- Exercise: Go through the records below and count every line containing "waste". Reply with the count alone.

** Data for the task follows **

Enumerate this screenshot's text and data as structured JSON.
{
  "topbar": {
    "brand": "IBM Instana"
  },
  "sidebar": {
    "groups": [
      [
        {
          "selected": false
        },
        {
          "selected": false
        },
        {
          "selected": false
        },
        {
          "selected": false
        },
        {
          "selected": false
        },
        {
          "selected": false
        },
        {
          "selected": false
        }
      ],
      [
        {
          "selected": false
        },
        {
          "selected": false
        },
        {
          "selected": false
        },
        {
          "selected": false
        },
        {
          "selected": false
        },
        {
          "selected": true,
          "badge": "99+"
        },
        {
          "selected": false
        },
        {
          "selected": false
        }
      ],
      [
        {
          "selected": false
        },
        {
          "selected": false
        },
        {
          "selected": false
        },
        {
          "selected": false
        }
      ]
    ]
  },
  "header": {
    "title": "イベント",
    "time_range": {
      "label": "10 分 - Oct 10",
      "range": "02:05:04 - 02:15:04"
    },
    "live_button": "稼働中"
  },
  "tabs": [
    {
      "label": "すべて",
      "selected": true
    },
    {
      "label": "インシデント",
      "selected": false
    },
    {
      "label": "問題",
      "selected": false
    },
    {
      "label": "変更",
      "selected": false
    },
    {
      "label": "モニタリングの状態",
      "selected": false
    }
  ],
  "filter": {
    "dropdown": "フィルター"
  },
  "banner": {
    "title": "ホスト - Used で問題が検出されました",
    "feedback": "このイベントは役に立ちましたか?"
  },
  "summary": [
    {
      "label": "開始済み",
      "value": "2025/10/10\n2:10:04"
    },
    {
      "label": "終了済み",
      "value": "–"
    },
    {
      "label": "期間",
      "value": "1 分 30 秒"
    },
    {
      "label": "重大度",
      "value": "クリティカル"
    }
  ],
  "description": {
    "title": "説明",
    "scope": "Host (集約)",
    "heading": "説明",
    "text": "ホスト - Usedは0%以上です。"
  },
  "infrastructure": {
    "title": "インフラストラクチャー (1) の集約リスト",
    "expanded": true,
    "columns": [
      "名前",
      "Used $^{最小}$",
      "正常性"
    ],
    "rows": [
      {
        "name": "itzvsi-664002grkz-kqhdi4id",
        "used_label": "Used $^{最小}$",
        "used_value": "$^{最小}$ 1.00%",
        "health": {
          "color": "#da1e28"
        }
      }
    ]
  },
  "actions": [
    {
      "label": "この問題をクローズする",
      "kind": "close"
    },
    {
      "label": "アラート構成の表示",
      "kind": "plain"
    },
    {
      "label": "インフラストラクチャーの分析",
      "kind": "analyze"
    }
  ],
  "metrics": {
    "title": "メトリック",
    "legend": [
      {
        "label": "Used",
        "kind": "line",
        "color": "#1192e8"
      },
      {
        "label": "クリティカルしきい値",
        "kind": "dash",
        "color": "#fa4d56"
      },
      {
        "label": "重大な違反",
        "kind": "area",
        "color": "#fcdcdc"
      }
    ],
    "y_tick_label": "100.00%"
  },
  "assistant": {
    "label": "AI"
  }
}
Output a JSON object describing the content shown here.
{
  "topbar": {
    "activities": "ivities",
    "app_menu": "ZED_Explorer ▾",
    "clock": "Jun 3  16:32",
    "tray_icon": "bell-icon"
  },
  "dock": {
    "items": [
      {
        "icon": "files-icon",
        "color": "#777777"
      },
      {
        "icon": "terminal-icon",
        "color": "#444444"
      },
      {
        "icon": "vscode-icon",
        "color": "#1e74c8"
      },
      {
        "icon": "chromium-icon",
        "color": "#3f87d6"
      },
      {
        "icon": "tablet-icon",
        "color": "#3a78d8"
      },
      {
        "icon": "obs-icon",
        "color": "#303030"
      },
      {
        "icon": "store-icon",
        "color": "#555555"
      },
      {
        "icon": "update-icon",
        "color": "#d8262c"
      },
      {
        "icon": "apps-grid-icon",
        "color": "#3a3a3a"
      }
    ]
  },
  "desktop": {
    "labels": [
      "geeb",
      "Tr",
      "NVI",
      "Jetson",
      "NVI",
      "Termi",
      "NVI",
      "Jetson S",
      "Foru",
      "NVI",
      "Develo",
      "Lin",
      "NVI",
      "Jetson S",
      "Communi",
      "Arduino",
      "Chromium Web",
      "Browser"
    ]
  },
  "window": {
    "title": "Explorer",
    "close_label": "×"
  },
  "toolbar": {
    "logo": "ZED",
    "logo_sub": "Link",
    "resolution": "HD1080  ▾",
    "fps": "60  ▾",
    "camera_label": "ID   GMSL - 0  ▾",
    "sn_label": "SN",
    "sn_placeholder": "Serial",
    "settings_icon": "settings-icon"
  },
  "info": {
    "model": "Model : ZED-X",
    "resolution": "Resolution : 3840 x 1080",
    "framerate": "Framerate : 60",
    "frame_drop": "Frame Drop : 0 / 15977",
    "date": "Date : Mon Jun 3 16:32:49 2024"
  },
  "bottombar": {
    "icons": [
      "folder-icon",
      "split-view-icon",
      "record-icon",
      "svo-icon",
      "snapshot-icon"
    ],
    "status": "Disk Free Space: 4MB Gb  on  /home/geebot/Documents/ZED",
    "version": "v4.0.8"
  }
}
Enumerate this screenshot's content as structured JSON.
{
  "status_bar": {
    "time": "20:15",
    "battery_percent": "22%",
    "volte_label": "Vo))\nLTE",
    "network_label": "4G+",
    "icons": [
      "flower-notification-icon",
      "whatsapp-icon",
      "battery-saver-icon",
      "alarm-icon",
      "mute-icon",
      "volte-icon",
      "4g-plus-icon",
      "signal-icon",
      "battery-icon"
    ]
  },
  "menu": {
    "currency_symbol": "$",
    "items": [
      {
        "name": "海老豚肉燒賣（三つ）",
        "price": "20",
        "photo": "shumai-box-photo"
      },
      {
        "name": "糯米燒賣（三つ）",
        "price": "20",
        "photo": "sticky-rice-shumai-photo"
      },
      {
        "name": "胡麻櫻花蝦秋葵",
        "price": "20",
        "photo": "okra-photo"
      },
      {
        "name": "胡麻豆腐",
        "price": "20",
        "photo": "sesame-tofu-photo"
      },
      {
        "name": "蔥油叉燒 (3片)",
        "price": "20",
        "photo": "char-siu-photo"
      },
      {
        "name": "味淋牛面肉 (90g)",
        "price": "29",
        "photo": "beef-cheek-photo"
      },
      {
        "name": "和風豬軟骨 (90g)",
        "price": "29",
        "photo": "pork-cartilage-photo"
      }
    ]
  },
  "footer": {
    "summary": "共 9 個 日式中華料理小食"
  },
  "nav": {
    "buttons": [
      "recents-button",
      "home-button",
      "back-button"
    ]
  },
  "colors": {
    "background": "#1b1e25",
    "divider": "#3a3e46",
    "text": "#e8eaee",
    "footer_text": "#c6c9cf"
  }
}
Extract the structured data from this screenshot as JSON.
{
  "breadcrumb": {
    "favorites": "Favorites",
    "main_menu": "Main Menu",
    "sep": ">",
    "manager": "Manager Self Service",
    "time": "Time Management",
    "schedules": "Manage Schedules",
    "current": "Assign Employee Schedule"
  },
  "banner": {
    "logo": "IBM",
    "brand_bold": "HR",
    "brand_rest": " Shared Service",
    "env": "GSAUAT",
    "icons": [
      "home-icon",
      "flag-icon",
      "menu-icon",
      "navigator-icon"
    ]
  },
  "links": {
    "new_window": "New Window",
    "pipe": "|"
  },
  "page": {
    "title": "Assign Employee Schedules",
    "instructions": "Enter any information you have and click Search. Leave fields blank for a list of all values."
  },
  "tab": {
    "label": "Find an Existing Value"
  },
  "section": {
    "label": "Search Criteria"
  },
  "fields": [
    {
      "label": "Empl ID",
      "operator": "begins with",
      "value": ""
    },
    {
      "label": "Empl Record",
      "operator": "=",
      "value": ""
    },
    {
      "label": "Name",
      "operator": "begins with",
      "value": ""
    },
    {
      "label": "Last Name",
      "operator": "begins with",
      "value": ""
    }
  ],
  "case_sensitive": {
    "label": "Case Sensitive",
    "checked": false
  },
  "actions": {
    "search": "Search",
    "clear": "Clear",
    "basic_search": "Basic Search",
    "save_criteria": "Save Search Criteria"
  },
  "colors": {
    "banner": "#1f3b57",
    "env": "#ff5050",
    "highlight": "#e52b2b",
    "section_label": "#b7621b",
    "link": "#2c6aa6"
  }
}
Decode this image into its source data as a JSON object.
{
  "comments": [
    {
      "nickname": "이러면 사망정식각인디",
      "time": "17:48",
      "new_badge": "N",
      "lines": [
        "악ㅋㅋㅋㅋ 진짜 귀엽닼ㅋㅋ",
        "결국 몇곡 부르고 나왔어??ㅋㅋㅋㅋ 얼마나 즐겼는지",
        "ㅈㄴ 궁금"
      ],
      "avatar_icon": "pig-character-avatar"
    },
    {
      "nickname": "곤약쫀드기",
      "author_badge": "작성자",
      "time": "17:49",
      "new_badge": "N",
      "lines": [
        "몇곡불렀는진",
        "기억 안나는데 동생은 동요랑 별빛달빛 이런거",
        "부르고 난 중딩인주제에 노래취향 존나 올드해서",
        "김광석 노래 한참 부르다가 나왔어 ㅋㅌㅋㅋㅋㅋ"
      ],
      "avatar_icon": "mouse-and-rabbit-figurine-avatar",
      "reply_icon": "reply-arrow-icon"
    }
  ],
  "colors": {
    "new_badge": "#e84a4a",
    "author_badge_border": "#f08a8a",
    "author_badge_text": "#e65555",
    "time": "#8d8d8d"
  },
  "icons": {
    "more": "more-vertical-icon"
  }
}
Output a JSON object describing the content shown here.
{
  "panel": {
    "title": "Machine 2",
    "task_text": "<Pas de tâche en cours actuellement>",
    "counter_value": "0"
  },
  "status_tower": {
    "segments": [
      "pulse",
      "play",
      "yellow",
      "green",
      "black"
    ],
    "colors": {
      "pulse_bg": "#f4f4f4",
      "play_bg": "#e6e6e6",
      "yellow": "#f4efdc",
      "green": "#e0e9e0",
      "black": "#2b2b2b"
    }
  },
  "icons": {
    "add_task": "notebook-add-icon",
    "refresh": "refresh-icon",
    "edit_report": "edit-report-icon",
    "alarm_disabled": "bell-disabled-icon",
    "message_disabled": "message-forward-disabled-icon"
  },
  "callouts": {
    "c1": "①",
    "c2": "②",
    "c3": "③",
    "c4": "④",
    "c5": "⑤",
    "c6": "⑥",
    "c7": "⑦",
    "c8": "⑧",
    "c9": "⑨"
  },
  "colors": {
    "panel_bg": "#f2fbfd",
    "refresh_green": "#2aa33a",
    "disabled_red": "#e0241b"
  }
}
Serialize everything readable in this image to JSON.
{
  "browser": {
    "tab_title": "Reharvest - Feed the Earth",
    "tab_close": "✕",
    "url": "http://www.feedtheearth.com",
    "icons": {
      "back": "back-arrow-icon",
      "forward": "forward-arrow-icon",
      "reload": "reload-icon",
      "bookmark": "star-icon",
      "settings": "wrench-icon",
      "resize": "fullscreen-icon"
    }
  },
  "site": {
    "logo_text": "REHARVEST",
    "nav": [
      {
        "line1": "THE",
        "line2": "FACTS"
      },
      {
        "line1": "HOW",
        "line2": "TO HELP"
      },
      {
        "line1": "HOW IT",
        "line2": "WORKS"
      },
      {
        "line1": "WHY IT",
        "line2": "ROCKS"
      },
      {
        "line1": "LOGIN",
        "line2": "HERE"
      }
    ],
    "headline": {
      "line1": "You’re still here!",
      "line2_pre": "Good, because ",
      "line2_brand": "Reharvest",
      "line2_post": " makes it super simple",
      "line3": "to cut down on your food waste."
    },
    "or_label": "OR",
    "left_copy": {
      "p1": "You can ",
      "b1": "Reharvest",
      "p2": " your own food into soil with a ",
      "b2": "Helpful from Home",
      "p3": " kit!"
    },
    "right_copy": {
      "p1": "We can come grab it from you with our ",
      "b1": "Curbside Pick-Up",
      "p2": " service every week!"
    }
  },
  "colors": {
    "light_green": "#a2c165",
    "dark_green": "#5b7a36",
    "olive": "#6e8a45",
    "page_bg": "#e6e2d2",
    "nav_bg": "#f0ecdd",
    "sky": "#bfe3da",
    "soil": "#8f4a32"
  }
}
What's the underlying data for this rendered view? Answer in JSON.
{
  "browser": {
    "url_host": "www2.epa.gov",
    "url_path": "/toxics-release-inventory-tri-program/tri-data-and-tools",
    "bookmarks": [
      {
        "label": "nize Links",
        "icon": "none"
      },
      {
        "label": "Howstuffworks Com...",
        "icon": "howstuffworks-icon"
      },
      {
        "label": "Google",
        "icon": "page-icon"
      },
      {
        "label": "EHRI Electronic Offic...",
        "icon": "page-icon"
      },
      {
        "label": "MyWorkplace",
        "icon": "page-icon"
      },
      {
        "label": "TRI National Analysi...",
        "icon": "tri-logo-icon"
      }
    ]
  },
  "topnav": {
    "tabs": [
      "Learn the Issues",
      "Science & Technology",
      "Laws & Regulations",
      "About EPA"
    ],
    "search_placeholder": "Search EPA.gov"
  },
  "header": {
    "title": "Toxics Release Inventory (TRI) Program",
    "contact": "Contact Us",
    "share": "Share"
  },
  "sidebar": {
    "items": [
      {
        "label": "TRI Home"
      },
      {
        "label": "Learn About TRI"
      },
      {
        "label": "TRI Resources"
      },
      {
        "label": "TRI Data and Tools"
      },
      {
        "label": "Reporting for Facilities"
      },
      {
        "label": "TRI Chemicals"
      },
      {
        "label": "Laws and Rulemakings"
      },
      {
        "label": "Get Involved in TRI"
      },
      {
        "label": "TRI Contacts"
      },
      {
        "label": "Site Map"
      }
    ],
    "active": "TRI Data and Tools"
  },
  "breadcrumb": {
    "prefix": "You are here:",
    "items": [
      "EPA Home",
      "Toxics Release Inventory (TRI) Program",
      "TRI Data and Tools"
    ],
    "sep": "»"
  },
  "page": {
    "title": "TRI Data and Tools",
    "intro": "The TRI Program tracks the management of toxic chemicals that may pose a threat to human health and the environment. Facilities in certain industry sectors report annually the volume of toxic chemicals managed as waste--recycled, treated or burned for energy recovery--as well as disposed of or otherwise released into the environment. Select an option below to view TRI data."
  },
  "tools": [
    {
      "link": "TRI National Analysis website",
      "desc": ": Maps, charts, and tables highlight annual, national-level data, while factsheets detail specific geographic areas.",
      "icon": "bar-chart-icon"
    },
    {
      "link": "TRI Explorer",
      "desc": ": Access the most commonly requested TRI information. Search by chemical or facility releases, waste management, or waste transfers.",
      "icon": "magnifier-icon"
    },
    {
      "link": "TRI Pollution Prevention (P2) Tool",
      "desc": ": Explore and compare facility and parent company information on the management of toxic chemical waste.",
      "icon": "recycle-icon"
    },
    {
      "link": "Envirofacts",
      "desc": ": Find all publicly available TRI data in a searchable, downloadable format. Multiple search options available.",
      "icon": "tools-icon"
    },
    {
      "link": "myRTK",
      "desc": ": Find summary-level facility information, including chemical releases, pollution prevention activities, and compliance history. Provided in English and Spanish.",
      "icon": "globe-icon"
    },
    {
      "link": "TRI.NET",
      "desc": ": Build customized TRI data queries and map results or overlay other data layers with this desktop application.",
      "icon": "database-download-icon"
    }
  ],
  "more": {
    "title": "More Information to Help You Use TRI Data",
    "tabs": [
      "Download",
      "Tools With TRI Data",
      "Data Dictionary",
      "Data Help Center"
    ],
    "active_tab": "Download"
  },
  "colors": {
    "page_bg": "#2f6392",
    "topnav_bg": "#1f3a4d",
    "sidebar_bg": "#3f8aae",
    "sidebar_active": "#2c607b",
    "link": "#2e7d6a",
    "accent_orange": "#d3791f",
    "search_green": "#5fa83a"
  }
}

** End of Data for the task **

- Task solution: 4